- Geoff Barker; from PM+D Architects. Geoff runs a small architectural and planning consultancy specialising in community based projects where the end users and clients are engaged as “Partners in Development” rather than merely being the recipients of it.
- Dr Adam Crowe participated via Zoom from Berlin. Dr Crowe recently completed his PhD at Curtin University and has been awarded the 2021 AHURI Postdoctoral Fellowship to examine innovation in Australia’s private rental sector.
- John Berger; Executive Officer, WA Alliance to End Homelessness is a social worker with over 30 years’ experience. The former Chief Executive Officer at St Bart’s he is committed to ending homelessness in WA.
- Trish Owen; Lived Experience Consultant has a thorough knowledge of the Residential Tenancies Act. She formulated the Make Renting Fair campaign which advocated for lived experience voices to be heard throughout all sectors and levels of the system.
“Delivering outcomes on Government land is absolutely essential to provide housing for people in need” Professor Steven Rowley, Curtin University
- Dominic Letts; Chief Operating Officer, Fleetwood Australia. Mr Letts works with government departments, owners, architects and engineers to design and build custom modular buildings predominately for affordable housing industries.
The teams were asked to address the following in their designs:
- Social housing delivery
- Meeting a specific housing need
- Strategies for overcoming delivery barriers
During the three hours. A potpourri of sketches, hand drawings, collages and 3D renderings began to emerge. As the hours ticked away demand for printing and coffee grew in equal measure.

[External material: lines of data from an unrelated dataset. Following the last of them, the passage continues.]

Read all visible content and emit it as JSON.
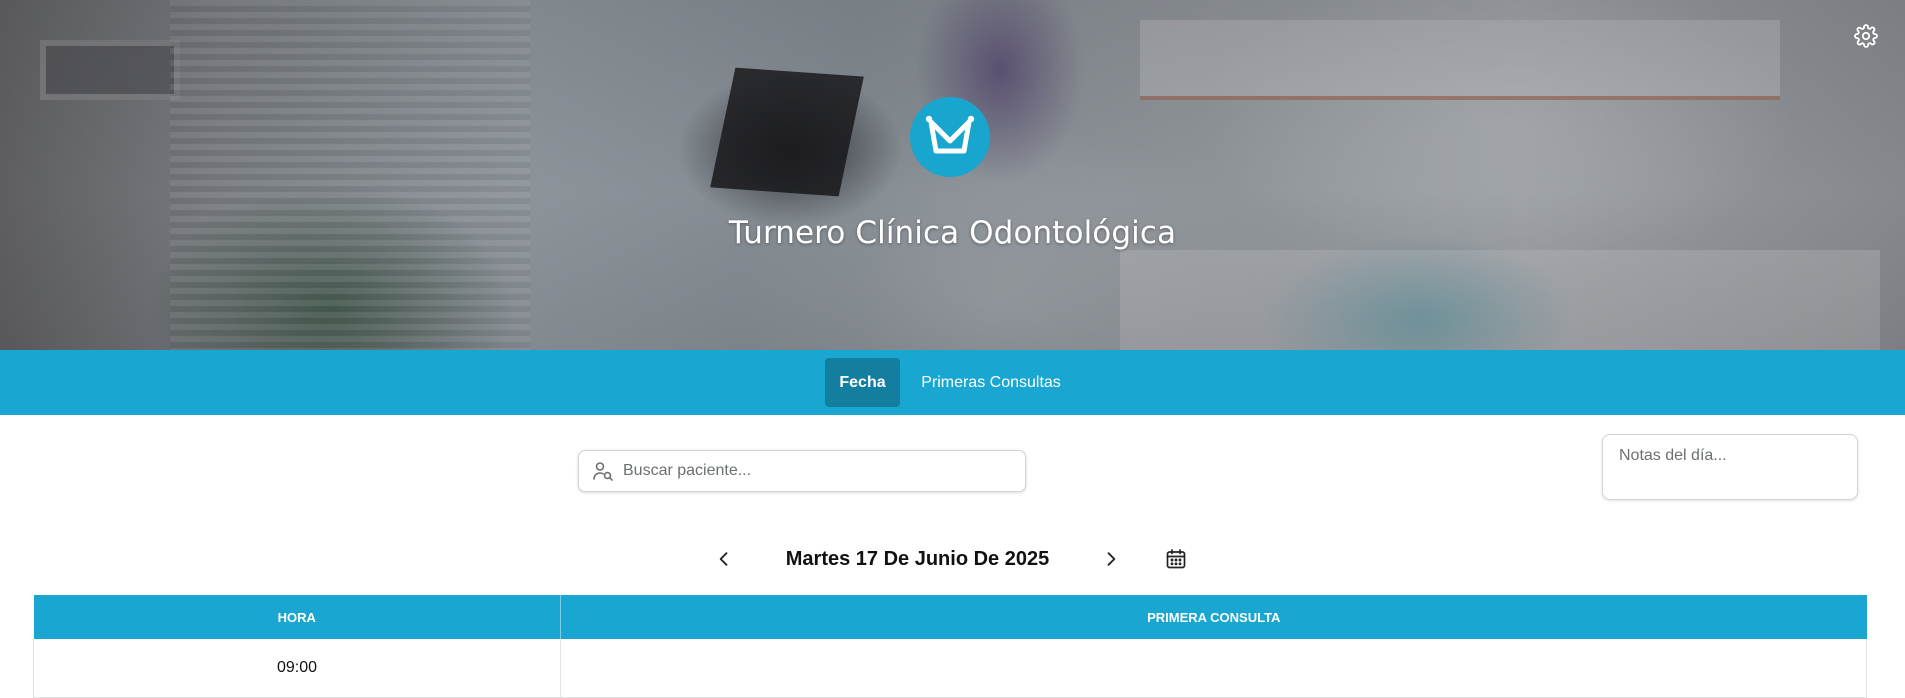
{
  "hero": {
    "title": "Turnero Clínica Odontológica",
    "logo_icon": "crown-logo-icon",
    "settings_icon": "gear-icon"
  },
  "nav": {
    "tabs": [
      {
        "label": "Fecha",
        "active": true
      },
      {
        "label": "Primeras Consultas",
        "active": false
      }
    ]
  },
  "search": {
    "placeholder": "Buscar paciente...",
    "icon": "user-search-icon"
  },
  "notes": {
    "placeholder": "Notas del día..."
  },
  "date_nav": {
    "label": "Martes 17 De Junio De 2025",
    "prev_icon": "chevron-left-icon",
    "next_icon": "chevron-right-icon",
    "calendar_icon": "calendar-icon"
  },
  "table": {
    "headers": [
      "HORA",
      "PRIMERA CONSULTA"
    ],
    "rows": [
      {
        "hora": "09:00",
        "primera_consulta": ""
      }
    ]
  },
  "colors": {
    "primary": "#19a7d1",
    "primary_dark": "#137ea0"
  }
}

Some drawings ended up on the floor as more and more elements were added outgrowing the space on large trestle tables. With presentations looming a procession of USB sticks were handed in so PowerPoint presentations could be shown to a review group.
“That important [lived experience] voice is being considered around each table and each design” Trish Owen, Lived Expereince Advocate

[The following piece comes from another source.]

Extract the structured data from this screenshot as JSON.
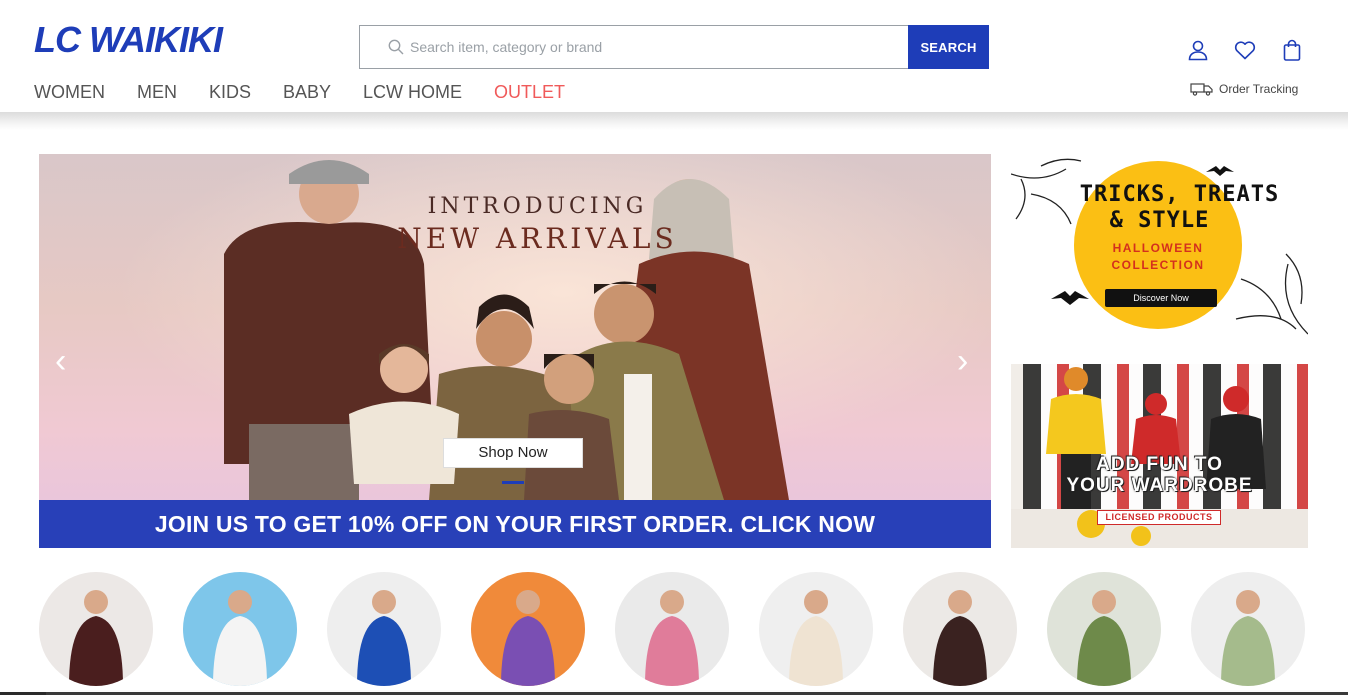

Each team was given a strict four-minute window to present their design to the room. A review group of experts were invited to provide reflections on the design at the end of the presentations. The review group comprised of:
- Dominic Letts; Chief Operating Officer, Fleetwood Australia,
- Sandy Anghie; Deputy Lord Mayor of the City of Perth and Architect,
- Rebecca Moore; Government Architect
- Trish Owen; Lived Experience Consultant.
The outcomes report outlines a series of key recommendations to be considered by the state government to increase housing supply which will support the WA Housing Strategy 2020 – 2030. This report has been delivered to the State Government. Shelter WA will continue to advocate for innovative solutions to deliver the social and affordable housing needed in WA.